What the exercise asks — Print each entry verbatim.

____________

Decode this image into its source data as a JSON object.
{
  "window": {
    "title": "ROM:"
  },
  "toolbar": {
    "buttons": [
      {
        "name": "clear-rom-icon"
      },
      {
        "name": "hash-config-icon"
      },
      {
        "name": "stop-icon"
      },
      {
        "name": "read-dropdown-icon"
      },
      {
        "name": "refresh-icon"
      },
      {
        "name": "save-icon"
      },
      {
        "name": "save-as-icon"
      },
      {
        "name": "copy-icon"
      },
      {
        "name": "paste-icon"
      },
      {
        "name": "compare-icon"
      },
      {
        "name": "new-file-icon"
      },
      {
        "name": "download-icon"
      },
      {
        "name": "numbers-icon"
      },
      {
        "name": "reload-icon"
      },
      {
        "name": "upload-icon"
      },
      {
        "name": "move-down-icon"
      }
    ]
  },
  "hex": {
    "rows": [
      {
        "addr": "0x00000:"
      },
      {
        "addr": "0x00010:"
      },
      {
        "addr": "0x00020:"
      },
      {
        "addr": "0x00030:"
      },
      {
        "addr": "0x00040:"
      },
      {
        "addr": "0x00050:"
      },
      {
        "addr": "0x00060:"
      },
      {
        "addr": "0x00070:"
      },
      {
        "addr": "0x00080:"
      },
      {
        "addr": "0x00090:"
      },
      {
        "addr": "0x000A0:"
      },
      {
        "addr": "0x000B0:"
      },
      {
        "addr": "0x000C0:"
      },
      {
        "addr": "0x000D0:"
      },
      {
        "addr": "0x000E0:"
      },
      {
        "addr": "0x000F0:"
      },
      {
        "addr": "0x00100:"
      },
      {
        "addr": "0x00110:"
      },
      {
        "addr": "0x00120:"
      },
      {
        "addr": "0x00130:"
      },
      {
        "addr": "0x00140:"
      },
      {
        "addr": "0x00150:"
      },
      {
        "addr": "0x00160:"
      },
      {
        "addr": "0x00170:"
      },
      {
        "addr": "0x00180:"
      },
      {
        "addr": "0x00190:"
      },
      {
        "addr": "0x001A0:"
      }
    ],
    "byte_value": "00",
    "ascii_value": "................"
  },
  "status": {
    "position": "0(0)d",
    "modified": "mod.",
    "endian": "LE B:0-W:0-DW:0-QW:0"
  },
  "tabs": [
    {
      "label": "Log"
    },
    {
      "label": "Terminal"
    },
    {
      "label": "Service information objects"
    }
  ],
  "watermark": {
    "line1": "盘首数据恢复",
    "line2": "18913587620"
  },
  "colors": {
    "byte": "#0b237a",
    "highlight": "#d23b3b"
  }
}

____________

Final answer —
Decode this image into its source data as a JSON object.
{
  "window": {
    "title": "ROM:"
  },
  "toolbar": {
    "buttons": [
      {
        "name": "clear-rom-icon"
      },
      {
        "name": "hash-config-icon"
      },
      {
        "name": "stop-icon"
      },
      {
        "name": "read-dropdown-icon"
      },
      {
        "name": "refresh-icon"
      },
      {
        "name": "save-icon"
      },
      {
        "name": "save-as-icon"
      },
      {
        "name": "copy-icon"
      },
      {
        "name": "paste-icon"
      },
      {
        "name": "compare-icon"
      },
      {
        "name": "new-file-icon"
      },
      {
        "name": "download-icon"
      },
      {
        "name": "numbers-icon"
      },
      {
        "name": "reload-icon"
      },
      {
        "name": "upload-icon"
      },
      {
        "name": "move-down-icon"
      }
    ]
  },
  "hex": {
    "rows": [
      {
        "addr": "0x00000:"
      },
      {
        "addr": "0x00010:"
      },
      {
        "addr": "0x00020:"
      },
      {
        "addr": "0x00030:"
      },
      {
        "addr": "0x00040:"
      },
      {
        "addr": "0x00050:"
      },
      {
        "addr": "0x00060:"
      },
      {
        "addr": "0x00070:"
      },
      {
        "addr": "0x00080:"
      },
      {
        "addr": "0x00090:"
      },
      {
        "addr": "0x000A0:"
      },
      {
        "addr": "0x000B0:"
      },
      {
        "addr": "0x000C0:"
      },
      {
        "addr": "0x000D0:"
      },
      {
        "addr": "0x000E0:"
      },
      {
        "addr": "0x000F0:"
      },
      {
        "addr": "0x00100:"
      },
      {
        "addr": "0x00110:"
      },
      {
        "addr": "0x00120:"
      },
      {
        "addr": "0x00130:"
      },
      {
        "addr": "0x00140:"
      },
      {
        "addr": "0x00150:"
      },
      {
        "addr": "0x00160:"
      },
      {
        "addr": "0x00170:"
      },
      {
        "addr": "0x00180:"
      },
      {
        "addr": "0x00190:"
      },
      {
        "addr": "0x001A0:"
      }
    ],
    "byte_value": "00",
    "ascii_value": "................"
  },
  "status": {
    "position": "0(0)d",
    "modified": "mod.",
    "endian": "LE B:0-W:0-DW:0-QW:0"
  },
  "tabs": [
    {
      "label": "Log"
    },
    {
      "label": "Terminal"
    },
    {
      "label": "Service information objects"
    }
  ],
  "watermark": {
    "line1": "盘首数据恢复",
    "line2": "18913587620"
  },
  "colors": {
    "byte": "#0b237a",
    "highlight": "#d23b3b"
  }
}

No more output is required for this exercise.